History, tourist information, and nearby accommodation
HERITAGE HIGHLIGHTS: Bronte Parsonage, home of the Bronte family
You can get a different kind of glimpse into the Bronte's family life with a visit to the Black Bull pub. It was here that Branwell Bronte was said to have begun his desperate journey into alcoholism and opium addiction that resulted in his tragically early death.
Beside the Parsonage is St Michael and All Angels church. This is the third building on the site. The first was Haworth Chapel, built in the 14th century, some time around 1317. A new chapel was built in 1488, but only fragments of this medieval building survive.

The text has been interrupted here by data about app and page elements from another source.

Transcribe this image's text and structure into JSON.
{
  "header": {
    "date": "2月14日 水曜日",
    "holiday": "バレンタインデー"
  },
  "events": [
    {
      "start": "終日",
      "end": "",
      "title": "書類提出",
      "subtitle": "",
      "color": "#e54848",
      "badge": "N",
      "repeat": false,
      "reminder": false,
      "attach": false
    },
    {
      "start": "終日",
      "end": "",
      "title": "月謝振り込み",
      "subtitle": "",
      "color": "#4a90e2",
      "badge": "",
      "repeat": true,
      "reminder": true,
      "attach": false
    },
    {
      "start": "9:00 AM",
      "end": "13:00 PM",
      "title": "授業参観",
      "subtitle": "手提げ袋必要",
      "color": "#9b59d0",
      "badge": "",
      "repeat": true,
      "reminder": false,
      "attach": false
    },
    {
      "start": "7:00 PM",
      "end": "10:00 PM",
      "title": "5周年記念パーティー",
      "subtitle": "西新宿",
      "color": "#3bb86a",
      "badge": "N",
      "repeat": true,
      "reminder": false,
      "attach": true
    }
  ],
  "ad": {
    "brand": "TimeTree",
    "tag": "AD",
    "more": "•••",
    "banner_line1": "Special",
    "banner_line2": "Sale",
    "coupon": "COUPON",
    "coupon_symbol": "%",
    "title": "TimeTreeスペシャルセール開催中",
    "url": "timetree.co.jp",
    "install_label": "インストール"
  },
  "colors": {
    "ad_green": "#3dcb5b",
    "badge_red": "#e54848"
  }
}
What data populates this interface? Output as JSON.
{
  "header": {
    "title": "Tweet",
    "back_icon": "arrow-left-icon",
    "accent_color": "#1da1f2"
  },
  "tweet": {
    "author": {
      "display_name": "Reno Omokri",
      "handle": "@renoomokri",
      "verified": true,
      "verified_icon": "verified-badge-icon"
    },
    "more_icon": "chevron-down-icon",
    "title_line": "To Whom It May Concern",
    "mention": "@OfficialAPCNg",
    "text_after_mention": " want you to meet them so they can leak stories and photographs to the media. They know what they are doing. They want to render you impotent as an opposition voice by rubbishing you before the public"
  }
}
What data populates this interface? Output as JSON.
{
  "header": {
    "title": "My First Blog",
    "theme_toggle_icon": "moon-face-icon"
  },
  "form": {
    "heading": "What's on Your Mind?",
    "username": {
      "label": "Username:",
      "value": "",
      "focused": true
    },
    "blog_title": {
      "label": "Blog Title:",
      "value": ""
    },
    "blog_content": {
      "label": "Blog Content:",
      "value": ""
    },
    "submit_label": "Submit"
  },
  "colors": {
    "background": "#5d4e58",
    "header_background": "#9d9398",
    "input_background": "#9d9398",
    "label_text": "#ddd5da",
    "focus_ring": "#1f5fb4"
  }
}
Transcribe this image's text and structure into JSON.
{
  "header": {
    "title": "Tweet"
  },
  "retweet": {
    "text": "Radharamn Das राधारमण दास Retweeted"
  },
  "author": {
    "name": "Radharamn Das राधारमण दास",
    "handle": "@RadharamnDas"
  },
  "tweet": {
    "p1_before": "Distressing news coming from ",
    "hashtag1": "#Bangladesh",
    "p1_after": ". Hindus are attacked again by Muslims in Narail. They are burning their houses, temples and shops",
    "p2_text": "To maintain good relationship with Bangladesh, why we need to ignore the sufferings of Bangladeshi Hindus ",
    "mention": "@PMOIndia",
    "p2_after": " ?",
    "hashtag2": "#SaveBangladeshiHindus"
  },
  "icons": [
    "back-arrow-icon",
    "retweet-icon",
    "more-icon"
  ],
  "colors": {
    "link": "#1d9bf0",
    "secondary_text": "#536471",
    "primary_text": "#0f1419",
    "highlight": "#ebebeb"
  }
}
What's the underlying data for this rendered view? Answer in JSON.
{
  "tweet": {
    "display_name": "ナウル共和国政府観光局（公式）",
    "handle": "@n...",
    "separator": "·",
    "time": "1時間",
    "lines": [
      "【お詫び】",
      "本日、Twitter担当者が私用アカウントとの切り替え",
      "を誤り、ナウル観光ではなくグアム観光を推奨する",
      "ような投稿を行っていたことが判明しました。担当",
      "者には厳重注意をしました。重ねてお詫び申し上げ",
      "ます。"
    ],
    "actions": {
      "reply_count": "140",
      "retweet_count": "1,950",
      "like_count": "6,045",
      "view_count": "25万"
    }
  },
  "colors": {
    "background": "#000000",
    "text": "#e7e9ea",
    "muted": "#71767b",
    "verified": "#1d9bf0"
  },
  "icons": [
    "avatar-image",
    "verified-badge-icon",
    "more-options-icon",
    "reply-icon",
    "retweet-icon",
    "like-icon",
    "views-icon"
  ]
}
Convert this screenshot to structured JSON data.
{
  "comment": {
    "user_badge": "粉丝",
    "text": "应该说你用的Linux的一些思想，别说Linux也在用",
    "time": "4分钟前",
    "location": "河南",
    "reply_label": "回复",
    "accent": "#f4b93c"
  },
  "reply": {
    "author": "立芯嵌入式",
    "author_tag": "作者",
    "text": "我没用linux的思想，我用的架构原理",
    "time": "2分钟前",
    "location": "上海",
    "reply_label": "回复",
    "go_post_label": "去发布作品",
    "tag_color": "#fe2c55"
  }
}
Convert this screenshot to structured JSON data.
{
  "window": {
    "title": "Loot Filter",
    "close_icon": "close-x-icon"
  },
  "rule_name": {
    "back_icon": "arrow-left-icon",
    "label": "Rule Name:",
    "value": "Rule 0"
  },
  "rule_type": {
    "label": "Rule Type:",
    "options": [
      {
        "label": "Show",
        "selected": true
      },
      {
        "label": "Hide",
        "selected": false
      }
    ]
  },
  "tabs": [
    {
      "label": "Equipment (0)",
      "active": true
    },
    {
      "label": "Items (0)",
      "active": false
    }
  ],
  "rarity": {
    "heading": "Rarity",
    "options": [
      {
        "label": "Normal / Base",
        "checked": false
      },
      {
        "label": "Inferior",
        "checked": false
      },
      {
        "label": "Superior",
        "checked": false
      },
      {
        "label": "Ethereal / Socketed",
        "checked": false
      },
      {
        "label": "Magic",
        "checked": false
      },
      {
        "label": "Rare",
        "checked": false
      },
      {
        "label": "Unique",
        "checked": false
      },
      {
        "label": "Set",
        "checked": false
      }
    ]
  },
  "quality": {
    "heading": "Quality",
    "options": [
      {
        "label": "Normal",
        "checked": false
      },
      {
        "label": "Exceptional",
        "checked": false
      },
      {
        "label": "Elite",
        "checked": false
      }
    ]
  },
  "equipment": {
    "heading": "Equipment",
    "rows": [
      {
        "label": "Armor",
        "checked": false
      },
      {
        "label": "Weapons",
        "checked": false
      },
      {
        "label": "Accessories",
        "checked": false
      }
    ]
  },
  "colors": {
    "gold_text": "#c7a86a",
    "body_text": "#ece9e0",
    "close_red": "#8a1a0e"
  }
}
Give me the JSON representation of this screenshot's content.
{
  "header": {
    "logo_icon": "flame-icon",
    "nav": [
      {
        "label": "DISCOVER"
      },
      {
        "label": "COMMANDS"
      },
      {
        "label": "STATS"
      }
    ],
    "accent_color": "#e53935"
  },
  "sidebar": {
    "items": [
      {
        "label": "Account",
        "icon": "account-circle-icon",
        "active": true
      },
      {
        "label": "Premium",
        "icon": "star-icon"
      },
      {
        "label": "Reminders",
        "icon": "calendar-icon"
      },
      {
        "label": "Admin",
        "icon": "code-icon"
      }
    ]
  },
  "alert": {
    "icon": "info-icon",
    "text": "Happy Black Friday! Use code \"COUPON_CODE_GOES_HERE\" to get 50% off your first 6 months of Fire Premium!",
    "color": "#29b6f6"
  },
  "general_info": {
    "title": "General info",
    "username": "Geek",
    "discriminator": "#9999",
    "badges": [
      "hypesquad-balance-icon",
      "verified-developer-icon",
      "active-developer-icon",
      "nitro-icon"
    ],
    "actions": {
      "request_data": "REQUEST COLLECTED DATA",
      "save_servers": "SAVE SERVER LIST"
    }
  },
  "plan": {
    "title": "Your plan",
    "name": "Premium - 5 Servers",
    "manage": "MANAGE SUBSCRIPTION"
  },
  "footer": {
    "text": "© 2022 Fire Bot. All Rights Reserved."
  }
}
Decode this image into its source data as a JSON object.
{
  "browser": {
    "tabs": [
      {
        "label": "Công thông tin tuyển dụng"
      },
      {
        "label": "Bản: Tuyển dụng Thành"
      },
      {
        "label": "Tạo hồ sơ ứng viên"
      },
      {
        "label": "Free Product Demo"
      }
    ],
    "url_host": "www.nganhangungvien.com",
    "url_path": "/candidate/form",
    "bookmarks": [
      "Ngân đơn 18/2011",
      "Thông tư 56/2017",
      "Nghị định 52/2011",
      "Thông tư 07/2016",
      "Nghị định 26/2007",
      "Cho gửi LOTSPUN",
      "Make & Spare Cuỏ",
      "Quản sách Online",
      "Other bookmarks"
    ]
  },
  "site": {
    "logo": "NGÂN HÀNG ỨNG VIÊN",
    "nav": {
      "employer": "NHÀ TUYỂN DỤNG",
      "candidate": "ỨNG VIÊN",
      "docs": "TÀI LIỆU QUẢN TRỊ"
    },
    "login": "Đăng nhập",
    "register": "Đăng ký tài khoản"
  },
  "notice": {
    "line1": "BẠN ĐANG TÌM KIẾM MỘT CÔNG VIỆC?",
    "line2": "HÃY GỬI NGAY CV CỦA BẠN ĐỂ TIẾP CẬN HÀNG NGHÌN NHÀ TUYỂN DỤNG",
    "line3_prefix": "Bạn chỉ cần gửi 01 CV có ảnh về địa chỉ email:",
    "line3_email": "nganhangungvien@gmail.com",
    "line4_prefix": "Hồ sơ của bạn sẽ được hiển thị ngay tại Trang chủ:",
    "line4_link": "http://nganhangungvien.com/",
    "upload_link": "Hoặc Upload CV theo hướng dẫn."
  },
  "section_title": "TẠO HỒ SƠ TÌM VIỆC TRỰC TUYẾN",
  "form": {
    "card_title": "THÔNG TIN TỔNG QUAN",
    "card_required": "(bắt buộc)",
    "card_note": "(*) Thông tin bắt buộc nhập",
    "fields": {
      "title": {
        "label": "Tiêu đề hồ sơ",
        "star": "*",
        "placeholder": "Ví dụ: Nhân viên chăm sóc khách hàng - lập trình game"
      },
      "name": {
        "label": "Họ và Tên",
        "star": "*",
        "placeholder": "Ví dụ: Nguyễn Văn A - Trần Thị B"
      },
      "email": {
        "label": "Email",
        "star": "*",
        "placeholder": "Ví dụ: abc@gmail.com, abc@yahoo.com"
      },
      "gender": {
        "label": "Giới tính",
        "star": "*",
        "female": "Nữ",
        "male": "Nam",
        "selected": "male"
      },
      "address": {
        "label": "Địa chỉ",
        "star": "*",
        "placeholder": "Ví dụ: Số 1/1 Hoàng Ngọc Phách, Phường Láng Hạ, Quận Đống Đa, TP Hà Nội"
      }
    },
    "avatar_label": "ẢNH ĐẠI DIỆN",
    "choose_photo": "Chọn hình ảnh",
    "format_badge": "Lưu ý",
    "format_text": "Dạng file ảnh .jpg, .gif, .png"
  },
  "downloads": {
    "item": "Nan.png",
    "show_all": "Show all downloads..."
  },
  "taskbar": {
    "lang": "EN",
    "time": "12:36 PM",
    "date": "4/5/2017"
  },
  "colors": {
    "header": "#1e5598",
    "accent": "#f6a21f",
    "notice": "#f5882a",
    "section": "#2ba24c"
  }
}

The Brontes would scarcely recognise St Michael's today; it was rebuilt completely from 1879. Part of the medieval building are incorporated into the tower.
For getting out and about there is the Keighley and Worth Valley Railway, or KWVR, a restored steam railway, and the 40 mile Bronte Way connects places associated with the Bronte family.
The Haworth rail station is part of the Keighley and Worth line, running 5 miles through the beautiful countryside of the Worth Valley between Keighley and Oxenhope. The rail service at Haworth came about as a direct result of the Bronte sisters' popularity. In 1861 an engineer named John McLandsborough visited the village to pay homage to the memory of the sisters.
When he found there was no rail station he immediately proposed extending the Keighley line to Oxenhope, serving several mills in the area. Regular service began in 1867 and was closed by British Rail in 1962. The KWVR reopened as a heritage railway run by a preservation society. It now draws over 50,000 visitors each year and is one of the main tourist attractions in the Keighley and Haworth area.
The Bronte Way long distance footpath runs 43 miles and links places connected to the Bronte sisters and their novels. It starts at Oakwell Hall, near Birstall (the model for Fieldhead in Charlotte Bronte's novel "Shirley"), and ends at Gawthorpe Hall near Burnley. The trail runs through Haworth and offers a wonderfully scenic walk to the deserted moorland farmhouse of Top Withens, said to be the inspiration for the Earnshaw's house in Wuthering Heights.
The walk begins on Cemetary Road in Haworth and leads east along the South Dean Beck to Bronte Bridge, a restored stone clapper bridge across the stream. The bridge is not original; the bridge that the Bronte's would have known was washed away in a flash flood in 1989, but it has been restored by the Bronte Society. From the Bridge, a popular picnic place, the trail rises up onto the moors, and 3.5 miles after leaving Haworth you come to the roofless ruins of Top Withens.
Though the farmhouse itself is built to a different plan than described by Emily Bronte in Wuthering Heights, the remote and starkly beautiful locstion very possibly inspired her story. Our family has taken the walk and can highly recommend it if you habe the time. You can simply walk out from Haworth and back or turn it into a circular walk by joining the Pennine Way on the way back and returning via Stanbury village.
Address: Haworth, Yorkshire, England
Attraction Type: Village
Photo Credit: David Ross and Britain Express
NEARBY HISTORIC ATTRACTIONS
Heritage Rated from 1- 5 (low-exceptional) on historic interest
Bronte Parsonage Museum - 0.3 miles (Museum)
Haworth, St Michael's Church - 0.3 miles (Historic Church)
Top Withens - 3.5 miles (Historic Building)
East Riddlesden Hall - 4.2 miles (Historic House)
Hardcastle Crags - 5.7 miles (Countryside)
Gibson's Mill - 5.9 miles (Historic Building)
Halifax, All Souls Church - 7.7 miles (Historic Church)
Colour Experience - 8.1 miles (Museum)
Nearest Accommodation to Haworth:
Nearest Self Catering Cottages
Nearest Bed and Breakfasts
Nearest Tourist Information Centre ('as the crow flies')
Visitor Information Centre
2/4 West Lane
Tel: 01535 642 329